I take a look at a couple of online fruit maps. Fruit City is ambitiously trying to map trees across London. I look for trees in Islington and discover there’s a distinct lack of data for my borough. There’s apparently a fig at a school on Amwell Street, cherries at a school in Finsbury Park and lots of rowan and crab apple trees on the Hackney border. Hackney fruit trees are well catalogued and the Hackney Harvest map shows both public and private ones. Many that are listed are found in people’s gardens. There are a couple of public apple trees listed – on Palatine Road and Shacklewell Lane – so I head out to see if I can find them. The Palatine tree is another crab apple but the Shacklewell tree is heavy with what look like russets. They’re in a private-looking garden though, attached to a funeral directors. I lose my nerve and leave the fruit on the tree.
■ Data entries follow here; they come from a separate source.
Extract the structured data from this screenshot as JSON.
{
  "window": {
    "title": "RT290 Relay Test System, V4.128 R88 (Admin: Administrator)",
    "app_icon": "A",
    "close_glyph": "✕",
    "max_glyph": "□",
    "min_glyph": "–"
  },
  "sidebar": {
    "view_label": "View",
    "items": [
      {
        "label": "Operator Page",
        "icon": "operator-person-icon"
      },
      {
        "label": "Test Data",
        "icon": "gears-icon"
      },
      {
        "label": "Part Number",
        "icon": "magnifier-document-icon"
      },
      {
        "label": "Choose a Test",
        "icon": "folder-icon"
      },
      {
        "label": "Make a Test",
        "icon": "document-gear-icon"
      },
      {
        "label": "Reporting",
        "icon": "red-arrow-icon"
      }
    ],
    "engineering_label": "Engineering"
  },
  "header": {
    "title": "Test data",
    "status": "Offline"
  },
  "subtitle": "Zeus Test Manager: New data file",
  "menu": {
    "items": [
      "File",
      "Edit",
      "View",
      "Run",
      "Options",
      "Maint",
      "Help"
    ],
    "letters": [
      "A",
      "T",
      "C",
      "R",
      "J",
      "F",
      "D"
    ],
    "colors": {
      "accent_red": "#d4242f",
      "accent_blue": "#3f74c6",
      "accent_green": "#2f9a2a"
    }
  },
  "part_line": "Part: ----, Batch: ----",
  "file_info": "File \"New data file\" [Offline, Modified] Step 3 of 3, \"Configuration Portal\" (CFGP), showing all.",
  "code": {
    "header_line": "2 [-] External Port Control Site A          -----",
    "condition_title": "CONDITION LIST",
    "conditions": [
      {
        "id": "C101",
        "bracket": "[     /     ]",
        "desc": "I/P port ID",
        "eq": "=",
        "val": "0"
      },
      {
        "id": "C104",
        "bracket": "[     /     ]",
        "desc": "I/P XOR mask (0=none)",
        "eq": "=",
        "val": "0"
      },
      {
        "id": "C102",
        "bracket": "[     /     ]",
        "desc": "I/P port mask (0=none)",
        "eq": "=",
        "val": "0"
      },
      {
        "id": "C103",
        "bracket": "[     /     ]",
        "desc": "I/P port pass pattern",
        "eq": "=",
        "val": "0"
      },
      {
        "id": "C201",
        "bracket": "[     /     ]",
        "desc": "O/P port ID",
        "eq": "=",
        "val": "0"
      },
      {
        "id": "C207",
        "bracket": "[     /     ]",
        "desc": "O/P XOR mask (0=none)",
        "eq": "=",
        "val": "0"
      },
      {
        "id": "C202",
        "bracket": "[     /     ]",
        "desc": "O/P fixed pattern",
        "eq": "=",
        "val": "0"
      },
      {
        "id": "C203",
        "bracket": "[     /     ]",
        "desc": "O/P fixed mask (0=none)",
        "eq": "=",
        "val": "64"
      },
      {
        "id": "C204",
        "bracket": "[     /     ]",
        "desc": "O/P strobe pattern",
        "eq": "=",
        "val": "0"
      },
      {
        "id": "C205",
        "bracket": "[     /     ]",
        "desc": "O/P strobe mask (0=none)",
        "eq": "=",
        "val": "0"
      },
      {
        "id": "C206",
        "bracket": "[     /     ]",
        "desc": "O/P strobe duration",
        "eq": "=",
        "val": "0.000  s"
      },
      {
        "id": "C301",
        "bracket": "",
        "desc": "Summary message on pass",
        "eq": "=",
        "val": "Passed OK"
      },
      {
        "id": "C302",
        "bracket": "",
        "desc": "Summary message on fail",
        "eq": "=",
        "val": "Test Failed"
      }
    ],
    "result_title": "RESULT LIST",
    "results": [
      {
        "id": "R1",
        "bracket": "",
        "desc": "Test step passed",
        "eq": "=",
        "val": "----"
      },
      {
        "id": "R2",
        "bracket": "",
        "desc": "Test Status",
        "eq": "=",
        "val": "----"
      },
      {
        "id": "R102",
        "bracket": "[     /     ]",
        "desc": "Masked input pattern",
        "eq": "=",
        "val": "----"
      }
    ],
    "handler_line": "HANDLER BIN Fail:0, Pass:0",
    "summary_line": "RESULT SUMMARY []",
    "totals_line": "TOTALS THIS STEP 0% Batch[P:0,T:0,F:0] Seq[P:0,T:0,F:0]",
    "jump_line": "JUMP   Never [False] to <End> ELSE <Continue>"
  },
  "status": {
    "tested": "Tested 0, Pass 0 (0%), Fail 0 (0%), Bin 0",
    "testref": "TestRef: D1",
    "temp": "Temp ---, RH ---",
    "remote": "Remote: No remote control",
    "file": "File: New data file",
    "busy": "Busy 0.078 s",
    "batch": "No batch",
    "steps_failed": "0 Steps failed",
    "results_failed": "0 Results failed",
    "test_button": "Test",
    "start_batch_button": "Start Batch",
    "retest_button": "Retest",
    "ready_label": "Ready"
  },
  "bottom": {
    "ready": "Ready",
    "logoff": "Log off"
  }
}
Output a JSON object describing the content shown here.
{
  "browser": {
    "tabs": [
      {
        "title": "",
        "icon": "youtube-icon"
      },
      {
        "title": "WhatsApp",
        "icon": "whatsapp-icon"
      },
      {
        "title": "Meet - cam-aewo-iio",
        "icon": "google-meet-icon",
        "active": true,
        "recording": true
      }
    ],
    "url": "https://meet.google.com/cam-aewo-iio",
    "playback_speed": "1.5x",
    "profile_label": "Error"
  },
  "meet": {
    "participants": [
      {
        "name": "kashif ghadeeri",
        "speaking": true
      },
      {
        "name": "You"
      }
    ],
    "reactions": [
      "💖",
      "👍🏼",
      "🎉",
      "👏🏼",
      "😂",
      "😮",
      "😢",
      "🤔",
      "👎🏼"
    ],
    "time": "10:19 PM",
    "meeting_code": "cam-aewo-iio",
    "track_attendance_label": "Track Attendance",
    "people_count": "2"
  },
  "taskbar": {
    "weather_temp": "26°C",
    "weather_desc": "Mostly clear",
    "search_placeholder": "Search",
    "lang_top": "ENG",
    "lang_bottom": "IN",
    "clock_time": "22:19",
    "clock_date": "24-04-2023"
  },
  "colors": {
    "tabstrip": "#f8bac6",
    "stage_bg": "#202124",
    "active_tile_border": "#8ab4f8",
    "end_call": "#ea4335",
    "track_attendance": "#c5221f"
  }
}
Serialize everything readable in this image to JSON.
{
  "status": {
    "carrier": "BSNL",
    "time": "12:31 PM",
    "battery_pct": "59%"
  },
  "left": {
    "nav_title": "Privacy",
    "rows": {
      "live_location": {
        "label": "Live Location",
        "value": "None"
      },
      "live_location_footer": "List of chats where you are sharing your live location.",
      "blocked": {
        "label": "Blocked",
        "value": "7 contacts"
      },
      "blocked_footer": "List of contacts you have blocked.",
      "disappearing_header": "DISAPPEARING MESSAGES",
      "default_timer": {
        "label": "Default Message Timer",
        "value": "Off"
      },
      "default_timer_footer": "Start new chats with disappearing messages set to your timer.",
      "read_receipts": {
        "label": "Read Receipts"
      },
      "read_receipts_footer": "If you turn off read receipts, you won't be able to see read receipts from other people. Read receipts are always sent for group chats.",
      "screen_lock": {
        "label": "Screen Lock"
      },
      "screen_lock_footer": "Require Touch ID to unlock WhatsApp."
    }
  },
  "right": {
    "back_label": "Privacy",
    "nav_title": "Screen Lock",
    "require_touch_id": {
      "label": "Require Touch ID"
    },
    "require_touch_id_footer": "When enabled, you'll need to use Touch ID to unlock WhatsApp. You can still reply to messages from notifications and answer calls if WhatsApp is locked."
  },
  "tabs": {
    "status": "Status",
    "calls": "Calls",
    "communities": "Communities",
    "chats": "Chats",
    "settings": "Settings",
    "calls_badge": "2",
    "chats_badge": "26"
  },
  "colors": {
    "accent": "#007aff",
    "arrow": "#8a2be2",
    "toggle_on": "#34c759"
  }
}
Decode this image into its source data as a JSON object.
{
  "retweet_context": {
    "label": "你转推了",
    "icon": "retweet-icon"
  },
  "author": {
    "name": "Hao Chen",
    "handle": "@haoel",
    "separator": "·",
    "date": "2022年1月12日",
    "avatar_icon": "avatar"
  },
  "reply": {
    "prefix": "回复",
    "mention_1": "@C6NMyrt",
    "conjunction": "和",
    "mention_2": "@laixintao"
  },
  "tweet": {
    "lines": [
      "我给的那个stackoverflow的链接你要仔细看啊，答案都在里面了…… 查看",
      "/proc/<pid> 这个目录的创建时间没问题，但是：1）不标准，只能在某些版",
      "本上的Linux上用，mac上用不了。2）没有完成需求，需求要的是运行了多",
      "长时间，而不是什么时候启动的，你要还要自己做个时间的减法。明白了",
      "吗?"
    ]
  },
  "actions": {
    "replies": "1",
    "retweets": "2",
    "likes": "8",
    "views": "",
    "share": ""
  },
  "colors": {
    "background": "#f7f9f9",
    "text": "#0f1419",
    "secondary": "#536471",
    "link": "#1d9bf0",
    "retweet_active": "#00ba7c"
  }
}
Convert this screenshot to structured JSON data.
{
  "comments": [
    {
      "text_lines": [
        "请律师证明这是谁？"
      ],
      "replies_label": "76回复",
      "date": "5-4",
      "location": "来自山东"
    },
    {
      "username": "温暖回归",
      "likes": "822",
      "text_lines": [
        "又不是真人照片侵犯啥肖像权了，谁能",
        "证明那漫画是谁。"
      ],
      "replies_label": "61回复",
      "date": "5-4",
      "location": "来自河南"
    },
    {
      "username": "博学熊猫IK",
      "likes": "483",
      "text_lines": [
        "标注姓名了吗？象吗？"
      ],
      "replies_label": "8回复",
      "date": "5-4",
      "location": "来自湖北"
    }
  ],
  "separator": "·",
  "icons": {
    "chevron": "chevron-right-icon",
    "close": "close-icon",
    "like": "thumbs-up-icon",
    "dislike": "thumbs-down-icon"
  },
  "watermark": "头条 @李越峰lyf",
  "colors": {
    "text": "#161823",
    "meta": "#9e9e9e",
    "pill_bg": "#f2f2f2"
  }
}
Lessons learned – some trees feel out of bounds.
Verdict – Hackney Harvest runs group fruit picks, which might be better for nervous novice pickers.
Fruitfulness rating – ★★
My ability to find and harvest fruit beyond the back garden was greatly enhanced after spending some time with an expert. If you’re serious about sourcing seasonal fruit and nuts for free, it’s worth seeking out special events or joining a group. Have a look at London Orchard Project, Project Dirt and Invisible Food for ideas.
My final haul included 10 pears; lots of crab apples (two varieties); 10 medlars; a handful of chestnuts; a large sprig of rosemary; a large sprig of purple sage; and half a handful of fennel seeds. The week of foraging has been fun, with stressful moments. I was surprised and frustrated at how awkward I felt about picking street fruit until I had company. I could certainly have harvested more crab apples, pears and medlars, but didn’t want to pick more than I could chew. The best thing about the week has been acquiring new fruit-finding eyes and spending more time than usual outside, staring at trees. I think the more I pick – and pick more I will – the more my confidence will grow.
Helen Babbs is a writer with a particular interest in the arts, the urban, the wild and London. Her first book – My Garden, the City and Me: Rooftop Adventures in the Wilds of London – was published in the summer. It’s about the glory of growing things and urban nature.